Pregnancies - Coping with the effects of your pregnancies
Pregnancies place a huge amount of stress on women's bodies and over time this can manifest itself in a number of ways. Perhaps the one most people think of is incontinence and whilst it is true that pregnancies can cause the muscles in the pelvic area to weaken, this is often eased, if not remedied by carrying out regular pelvic floor exercises (also known as Kegel exercises) both throughout and after your pregnancies.
If pelvic floor exercises are not working, despite regular workouts, then you may need some medical treatment. Some women have a small operation to correct any problems causing incontinence due to pregnancies and this corrective operation is often very successful.
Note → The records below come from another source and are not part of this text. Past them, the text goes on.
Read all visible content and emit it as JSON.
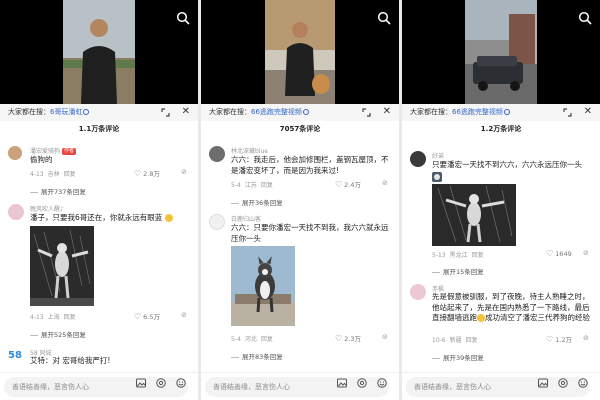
{
  "search_prefix": "大家都在搜：",
  "input_placeholder": "善语结善缘，恶言伤人心",
  "panels": [
    {
      "search_term": "6哥玩潘虹",
      "comment_count": "1.1万条评论",
      "comments": [
        {
          "username": "潘宏爱骑狗",
          "author_tag": "作者",
          "text": "偷狗的",
          "date": "4-13",
          "location": "吉林",
          "reply": "回复",
          "likes": "2.8万",
          "replies": "展开737条回复"
        },
        {
          "username": "晚风吹人醒♪",
          "text": "潘子，只要我6哥还在，你就永远有眼蓝",
          "date": "4-13",
          "location": "上海",
          "reply": "回复",
          "likes": "6.5万",
          "replies": "展开525条回复"
        },
        {
          "username": "58 同城",
          "text": "艾特：对 宏哥给我严打!"
        }
      ]
    },
    {
      "search_term": "66逃跑完整视频",
      "comment_count": "7057条评论",
      "comments": [
        {
          "username": "林北深藏blue",
          "text": "六六：我走后，他会加修围栏，盖钢瓦屋顶，不是潘宏变坏了，而是因为我来过!",
          "date": "5-4",
          "location": "江苏",
          "reply": "回复",
          "likes": "2.4万",
          "replies": "展开36条回复"
        },
        {
          "username": "白鹿归山客",
          "text": "六六：只要你潘宏一天找不到我，我六六就永远压你一头",
          "date": "5-4",
          "location": "河北",
          "reply": "回复",
          "likes": "2.3万",
          "replies": "展开83条回复"
        }
      ]
    },
    {
      "search_term": "66逃跑完整视频",
      "comment_count": "1.2万条评论",
      "comments": [
        {
          "username": "好弟",
          "text": "只要潘宏一天找不到六六，六六永远压你一头",
          "date": "5-13",
          "location": "黑龙江",
          "reply": "回复",
          "likes": "1649",
          "replies": "展开15条回复"
        },
        {
          "username": "赤枫",
          "text": "先是假意被驯服，到了夜晚，待主人熟睡之时，他站起来了，先是在国内熟悉了一下路线，最后直接翻墙逃跑",
          "text_tail": "成功清空了潘宏三代养狗的经验",
          "date": "10-6",
          "location": "新疆",
          "reply": "回复",
          "likes": "1.2万",
          "replies": "展开39条回复"
        }
      ]
    }
  ],
  "icons": {
    "top_right": "search-icon",
    "bar": [
      "expand-icon",
      "close-icon"
    ],
    "likes": "heart-icon",
    "dislike": "thumbs-down-icon",
    "input": [
      "image-icon",
      "at-icon",
      "emoji-icon"
    ]
  },
  "colors": {
    "link": "#2f66c7",
    "author_tag": "#e8453c"
  }
}
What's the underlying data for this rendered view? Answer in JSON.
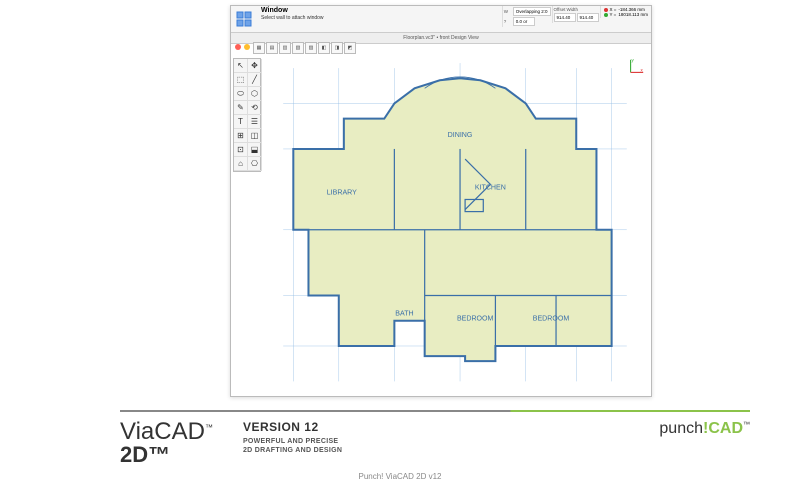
{
  "inspector": {
    "icon": "window-grid-icon",
    "title": "Window",
    "subtitle": "Select wall to attach window",
    "group1_label_a": "W",
    "group1_val_a": "Overlapping 2:0",
    "group1_label_b": "?",
    "group1_val_b": "0.0 or",
    "group2_label_a": "Offset",
    "group2_val_a": "Width",
    "group2_label_b": "914.40",
    "group2_val_b": "914.40",
    "coord_x_label": "X =",
    "coord_x_val": "-184.366 mm",
    "coord_y_label": "Y =",
    "coord_y_val": "18018.113 mm"
  },
  "document_tab": "Floorplan.vc3\" • front Design View",
  "rooms": {
    "dining": "DINING",
    "library": "LIBRARY",
    "kitchen": "KITCHEN",
    "bath": "BATH",
    "bedroom1": "BEDROOM",
    "bedroom2": "BEDROOM"
  },
  "tools": [
    "↖",
    "✥",
    "⬚",
    "╱",
    "⬭",
    "⬡",
    "✎",
    "⟲",
    "T",
    "☰",
    "⊞",
    "◫",
    "⊡",
    "⬓",
    "⌂",
    "⎔"
  ],
  "mini_toolbar": [
    "▦",
    "▤",
    "▥",
    "▧",
    "▨",
    "◧",
    "◨",
    "◩"
  ],
  "logo": {
    "brand": "ViaCAD",
    "sub": "2D",
    "tm": "™"
  },
  "version_title": "VERSION 12",
  "tagline_1": "POWERFUL AND PRECISE",
  "tagline_2": "2D DRAFTING AND DESIGN",
  "punch": {
    "p": "punch",
    "excl": "!",
    "cad": "CAD",
    "tm": "™"
  },
  "caption": "Punch! ViaCAD 2D v12"
}
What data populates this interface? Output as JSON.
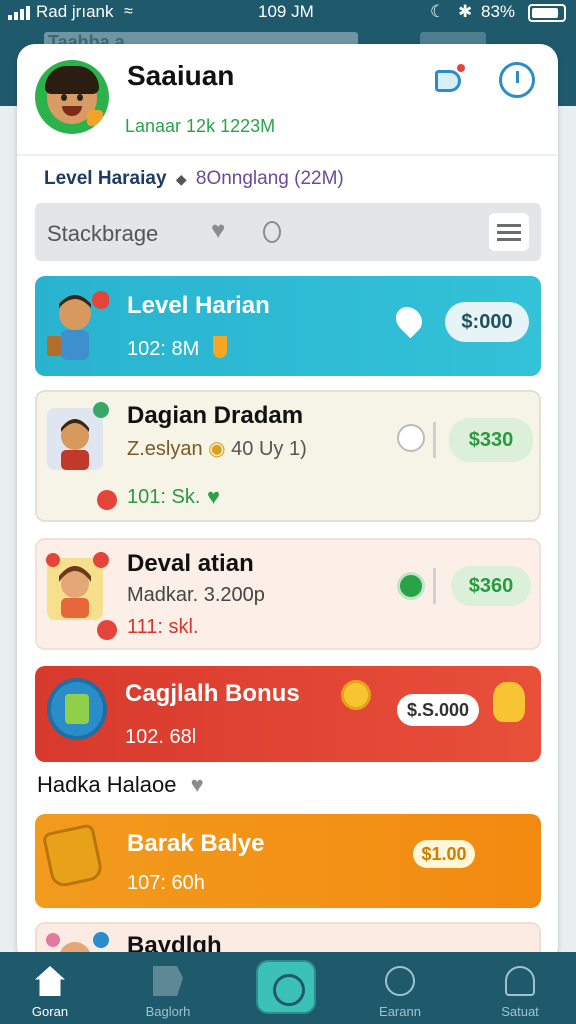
{
  "status_bar": {
    "carrier": "Rad jrıank",
    "time": "109 JM",
    "battery": "83%"
  },
  "header": {
    "ghost_tab": "Taahba a"
  },
  "profile": {
    "name": "Saaiuan",
    "subline": "Lanaar 12k 1223M"
  },
  "level": {
    "label": "Level Haraiay",
    "value": "8Onnglang (22M)"
  },
  "search": {
    "text": "Stackbrage"
  },
  "tasks": [
    {
      "title": "Level Harian",
      "sub": "102: 8M",
      "price": "$:000"
    },
    {
      "title": "Dagian Dradam",
      "sub": "Z.eslyan",
      "sub_extra": "40 Uy 1)",
      "sub2": "101: Sk.",
      "price": "$330"
    },
    {
      "title": "Deval atian",
      "sub": "Madkar. 3.200p",
      "sub2": "111: skl.",
      "price": "$360"
    },
    {
      "title": "Cagjlalh Bonus",
      "sub": "102. 68l",
      "price": "$.S.000"
    },
    {
      "title": "Barak Balye",
      "sub": "107: 60h",
      "price": "$1.00"
    },
    {
      "title": "Baydlgh"
    }
  ],
  "section2": {
    "label": "Hadka Halaoe"
  },
  "tabbar": {
    "items": [
      {
        "label": "Goran"
      },
      {
        "label": "Baglorh"
      },
      {
        "label": ""
      },
      {
        "label": "Earann"
      },
      {
        "label": "Satuat"
      }
    ]
  },
  "colors": {
    "header_bg": "#1f5a6c",
    "accent_green": "#2aa348",
    "teal_card": "#29b3cf",
    "red_card": "#d8392d",
    "orange_card": "#f29b1e"
  }
}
In other cases, medication may be prescribed, although sometimes it can cause unpleasant side effects.
If you think your pregnancies have contributed to a lack of control of either iour bladder, bowel or both, it is important to mention it to your gp becasue the sooner it is investigated, the sooner it can be treated.
Another effect of pregnancies is than many women feel they are less desireable than pre-pregnancy. After all, their body may have changed beyond all recognition and may take quite a while to return to anything close to resembling the way it was pre-pregnancies! Even then, lots of women are left with permanent reminders of pregnancies such as stretch marks, flabby tummies and less than pert breasts! Whereas some new mothers accept these changes as part and parcel of their pregnancies and even cherish them as reminders of a very special time in their lives, others sometimes find it more difficult to accept the changes they've been left with.
Because of the enormous stress women's bodies undergo during their pregnancies, it is not really surprising that women can sometimes feel somewhat despondent. Hormones have a huge role to play here as the levels of feel-good hormones plummet after pregnancy leaving many new mothers feeling a bit down and some even suffering from post-natal depression.
Breastfeeding can help control falling hormone levels as serotonin is released during each breastfeed, making breastfeeding mothers feel relaxed and according to some researchers, less likely to suffer postnatal depression.
If you're feeling that your pregnancies have taken their toll on you both physically and mentally it can be good to try to get out and about with other mothers to share your feelings. Even just chatting to other mothers on an online pregnancy forum can be a great source of help. You could also maybe try joining a mother and toddler group, a breastfeeding support group or an exercise club.
Exercise helps increase your serotonin levels as well as help your body return to its pre-pregnancy state. However, if you're not really a club type person, then walking or swimming are fabulous exercises for both physical and mental well-being.
If you find that you're still feeling low, then speak to your gp to rule out other causes and to discuss your options.
Treat Yourself to Me Time!
Or, if you're currently struggling with a busy lifestyle and the added demands of parenting, try our Perfect Relaxation for Parents mp3 - take time out for yourself and awaken refreshed and ready to face whatever life throws at you!
Also by BreastfeedingMums
Books We Love!
Write for Us
If you would like to contribute a pregnancy or breastfeeding poem, story or photos, or a miscarriage poem or story, just contact us and we'll add it to the site. Thanks.